That in turn is not a new question! Just annoying that we cannot answer it without the answer having an effect on our own life. Perhaps it might help to formulate this outlook with the help of some words of Rudolf Steiner, who said: “If you seek yourself, then seek outside in the world. If you seek the world, then seek within yourself.” Might the upheaval in the end be in ourselves?
A few weeks ago I visited an elderly gentleman who had established a farm in the wonderful low mountain landscape of Virginia with the primary aim of giving the bees a dignified place to live: in a country in which two thirds of all bee colonies are driven about in huge containers in order to fertilise the gigantic monocultures which are the reason why they would starve outside the flowering time without these transports in the first place. There are regions of China in which the fruit trees are already pollinated by hand because there are no longer any bees.
The reason for my visit was the idea that the far over 1,000 Waldorf schools worldwide should start to keep bees before the arrival of the hundredth anniversary of this educational movement in 2019 or, where this is prohibited, plant trees for them.

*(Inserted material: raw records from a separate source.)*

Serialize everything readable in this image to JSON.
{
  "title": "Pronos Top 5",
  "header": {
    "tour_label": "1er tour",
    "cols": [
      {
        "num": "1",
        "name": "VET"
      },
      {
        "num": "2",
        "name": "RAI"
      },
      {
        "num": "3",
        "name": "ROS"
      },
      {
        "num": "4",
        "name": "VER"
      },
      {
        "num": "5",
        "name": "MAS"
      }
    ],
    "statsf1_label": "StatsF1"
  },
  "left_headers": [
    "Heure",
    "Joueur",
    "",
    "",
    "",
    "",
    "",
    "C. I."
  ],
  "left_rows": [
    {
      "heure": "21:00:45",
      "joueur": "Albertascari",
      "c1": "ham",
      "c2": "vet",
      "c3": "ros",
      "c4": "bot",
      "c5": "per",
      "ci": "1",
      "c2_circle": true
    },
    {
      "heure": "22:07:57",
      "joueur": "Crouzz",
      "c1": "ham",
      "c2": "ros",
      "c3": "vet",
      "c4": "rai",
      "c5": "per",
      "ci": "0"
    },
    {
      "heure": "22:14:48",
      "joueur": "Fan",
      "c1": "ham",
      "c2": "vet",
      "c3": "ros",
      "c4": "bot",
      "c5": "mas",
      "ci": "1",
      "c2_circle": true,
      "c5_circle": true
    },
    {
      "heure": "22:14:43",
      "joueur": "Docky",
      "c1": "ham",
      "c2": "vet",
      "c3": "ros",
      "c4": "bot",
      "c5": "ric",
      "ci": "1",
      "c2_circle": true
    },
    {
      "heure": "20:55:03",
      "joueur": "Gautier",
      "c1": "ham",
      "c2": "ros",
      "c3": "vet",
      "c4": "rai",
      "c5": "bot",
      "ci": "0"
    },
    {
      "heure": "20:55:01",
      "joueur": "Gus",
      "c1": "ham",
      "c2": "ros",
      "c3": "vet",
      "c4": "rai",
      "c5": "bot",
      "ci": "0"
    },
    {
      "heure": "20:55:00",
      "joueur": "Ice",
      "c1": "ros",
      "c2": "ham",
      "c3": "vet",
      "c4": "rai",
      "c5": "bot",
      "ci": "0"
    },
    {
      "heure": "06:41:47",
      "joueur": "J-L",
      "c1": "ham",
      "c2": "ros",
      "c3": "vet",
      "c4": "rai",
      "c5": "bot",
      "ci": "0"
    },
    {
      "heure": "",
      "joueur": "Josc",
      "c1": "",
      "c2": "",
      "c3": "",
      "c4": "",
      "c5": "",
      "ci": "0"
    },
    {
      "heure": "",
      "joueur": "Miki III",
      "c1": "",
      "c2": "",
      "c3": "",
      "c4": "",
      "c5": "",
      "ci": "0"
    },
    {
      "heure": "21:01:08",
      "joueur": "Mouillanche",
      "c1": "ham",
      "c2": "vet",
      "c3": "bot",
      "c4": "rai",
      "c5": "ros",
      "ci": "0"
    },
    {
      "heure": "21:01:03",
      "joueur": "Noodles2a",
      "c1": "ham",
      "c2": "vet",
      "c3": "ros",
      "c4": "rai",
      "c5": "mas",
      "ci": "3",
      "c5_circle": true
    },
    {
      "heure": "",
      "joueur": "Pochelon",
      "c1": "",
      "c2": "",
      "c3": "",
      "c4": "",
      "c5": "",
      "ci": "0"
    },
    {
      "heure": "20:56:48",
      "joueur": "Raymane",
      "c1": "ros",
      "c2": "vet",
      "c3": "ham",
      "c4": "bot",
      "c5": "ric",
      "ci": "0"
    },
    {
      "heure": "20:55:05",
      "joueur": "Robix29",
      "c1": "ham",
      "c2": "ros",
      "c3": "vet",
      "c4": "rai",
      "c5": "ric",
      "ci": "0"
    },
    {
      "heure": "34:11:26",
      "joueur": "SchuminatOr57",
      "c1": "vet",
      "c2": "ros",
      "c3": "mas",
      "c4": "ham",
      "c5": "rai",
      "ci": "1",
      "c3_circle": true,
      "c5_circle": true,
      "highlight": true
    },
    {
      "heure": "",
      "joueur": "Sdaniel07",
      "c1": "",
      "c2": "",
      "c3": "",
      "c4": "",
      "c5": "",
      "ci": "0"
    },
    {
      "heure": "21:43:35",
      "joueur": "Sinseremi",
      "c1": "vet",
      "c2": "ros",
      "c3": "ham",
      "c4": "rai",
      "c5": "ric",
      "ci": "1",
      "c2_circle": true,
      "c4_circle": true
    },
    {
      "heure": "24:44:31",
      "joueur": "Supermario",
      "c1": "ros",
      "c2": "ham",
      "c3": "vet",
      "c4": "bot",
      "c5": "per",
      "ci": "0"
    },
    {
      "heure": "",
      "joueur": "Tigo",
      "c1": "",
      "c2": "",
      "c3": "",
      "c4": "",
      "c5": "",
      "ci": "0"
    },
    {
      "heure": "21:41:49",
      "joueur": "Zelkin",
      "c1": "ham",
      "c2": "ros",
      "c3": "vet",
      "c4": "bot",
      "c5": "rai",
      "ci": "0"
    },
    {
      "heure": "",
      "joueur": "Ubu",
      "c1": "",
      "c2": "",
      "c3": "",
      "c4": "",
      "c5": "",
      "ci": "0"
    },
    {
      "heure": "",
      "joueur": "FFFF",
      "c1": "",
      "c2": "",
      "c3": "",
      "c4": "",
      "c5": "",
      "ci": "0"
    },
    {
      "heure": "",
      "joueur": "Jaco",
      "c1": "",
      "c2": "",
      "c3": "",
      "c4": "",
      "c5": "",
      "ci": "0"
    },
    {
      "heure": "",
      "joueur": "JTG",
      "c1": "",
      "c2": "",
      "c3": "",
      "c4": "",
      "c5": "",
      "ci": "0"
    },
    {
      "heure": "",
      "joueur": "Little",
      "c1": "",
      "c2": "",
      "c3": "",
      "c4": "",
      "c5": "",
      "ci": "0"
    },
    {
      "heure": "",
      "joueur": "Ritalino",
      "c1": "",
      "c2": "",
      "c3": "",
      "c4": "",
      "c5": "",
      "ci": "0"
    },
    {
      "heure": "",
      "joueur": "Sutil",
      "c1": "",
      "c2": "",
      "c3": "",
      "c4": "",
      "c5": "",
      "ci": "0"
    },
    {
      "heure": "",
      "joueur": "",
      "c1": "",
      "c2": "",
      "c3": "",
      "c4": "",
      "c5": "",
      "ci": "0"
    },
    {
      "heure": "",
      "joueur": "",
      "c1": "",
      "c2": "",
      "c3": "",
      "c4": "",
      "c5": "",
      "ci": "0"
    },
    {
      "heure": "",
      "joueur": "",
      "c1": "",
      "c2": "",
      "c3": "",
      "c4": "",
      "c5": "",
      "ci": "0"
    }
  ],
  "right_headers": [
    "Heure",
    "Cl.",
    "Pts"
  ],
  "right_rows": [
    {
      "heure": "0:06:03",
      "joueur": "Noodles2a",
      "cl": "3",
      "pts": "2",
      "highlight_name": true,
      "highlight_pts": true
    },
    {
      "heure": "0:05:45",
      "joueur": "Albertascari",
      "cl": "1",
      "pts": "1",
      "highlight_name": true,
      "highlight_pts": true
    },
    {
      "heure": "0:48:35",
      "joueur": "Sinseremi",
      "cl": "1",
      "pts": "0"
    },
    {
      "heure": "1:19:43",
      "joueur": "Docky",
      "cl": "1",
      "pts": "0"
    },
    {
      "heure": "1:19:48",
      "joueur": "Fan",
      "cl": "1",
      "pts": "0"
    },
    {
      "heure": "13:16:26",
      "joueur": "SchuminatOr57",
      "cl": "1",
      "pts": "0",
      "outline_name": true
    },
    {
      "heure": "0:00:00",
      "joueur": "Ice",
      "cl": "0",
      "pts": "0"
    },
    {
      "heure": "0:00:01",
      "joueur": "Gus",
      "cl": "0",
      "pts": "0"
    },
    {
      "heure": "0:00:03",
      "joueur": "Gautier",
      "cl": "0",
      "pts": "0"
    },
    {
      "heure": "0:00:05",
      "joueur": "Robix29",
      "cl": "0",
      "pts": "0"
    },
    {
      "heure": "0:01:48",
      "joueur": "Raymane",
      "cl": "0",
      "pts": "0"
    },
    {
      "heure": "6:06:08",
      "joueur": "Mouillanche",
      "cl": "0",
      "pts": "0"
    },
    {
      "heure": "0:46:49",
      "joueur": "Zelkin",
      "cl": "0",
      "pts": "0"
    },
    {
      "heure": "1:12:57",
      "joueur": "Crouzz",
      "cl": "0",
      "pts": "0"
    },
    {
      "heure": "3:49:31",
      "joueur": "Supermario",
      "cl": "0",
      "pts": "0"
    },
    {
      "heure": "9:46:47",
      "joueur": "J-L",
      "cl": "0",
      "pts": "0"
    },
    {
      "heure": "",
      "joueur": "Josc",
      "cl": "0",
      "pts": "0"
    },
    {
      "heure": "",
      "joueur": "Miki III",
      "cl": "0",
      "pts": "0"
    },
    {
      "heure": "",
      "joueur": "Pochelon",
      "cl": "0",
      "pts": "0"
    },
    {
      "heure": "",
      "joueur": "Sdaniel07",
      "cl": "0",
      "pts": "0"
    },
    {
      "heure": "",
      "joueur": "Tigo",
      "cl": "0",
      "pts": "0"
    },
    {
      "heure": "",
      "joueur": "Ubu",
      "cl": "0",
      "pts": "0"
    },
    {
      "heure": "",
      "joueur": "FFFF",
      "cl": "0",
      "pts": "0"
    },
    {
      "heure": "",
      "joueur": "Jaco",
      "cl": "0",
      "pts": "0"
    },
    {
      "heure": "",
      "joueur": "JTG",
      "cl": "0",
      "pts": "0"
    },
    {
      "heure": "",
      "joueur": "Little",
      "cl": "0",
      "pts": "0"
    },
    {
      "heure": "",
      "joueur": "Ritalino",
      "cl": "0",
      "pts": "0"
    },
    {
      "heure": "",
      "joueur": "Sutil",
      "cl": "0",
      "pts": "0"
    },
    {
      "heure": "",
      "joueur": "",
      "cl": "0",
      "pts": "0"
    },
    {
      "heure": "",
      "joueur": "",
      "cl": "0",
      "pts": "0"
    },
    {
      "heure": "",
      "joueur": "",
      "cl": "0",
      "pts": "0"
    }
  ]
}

Bees are beings of the sun which are not just needed to fertilise two thirds of our food plants but show us above all the state of our souls. To say it with Steiner’s words once more: “The whole bee colony is actually permeated with love.” The love we carry in our hearts is the “substance of the bee colony”. What dies when they die? What happens with us when we turn the earth into a place in which they can live? Will it then turn into a place in which people can live in accord with their humanity?
The question thus arises whether we are affected sufficiently by upheaval to make the decisions which change the world. The bees are a wonderful picture of the spiritual power without which our freedom lacks dignity: the power of a love which wants to take effect. Love is the honey of freedom without which our existence on this earth turns bitter.
Henning Kullak-Ublick, class teacher from 1984–2010 at the Flensburg Free Waldorf School; board member of the German Association of Waldorf Schools, the Friends of Waldorf Education and the International Forum for Steiner/Waldorf Education – Hague Circle.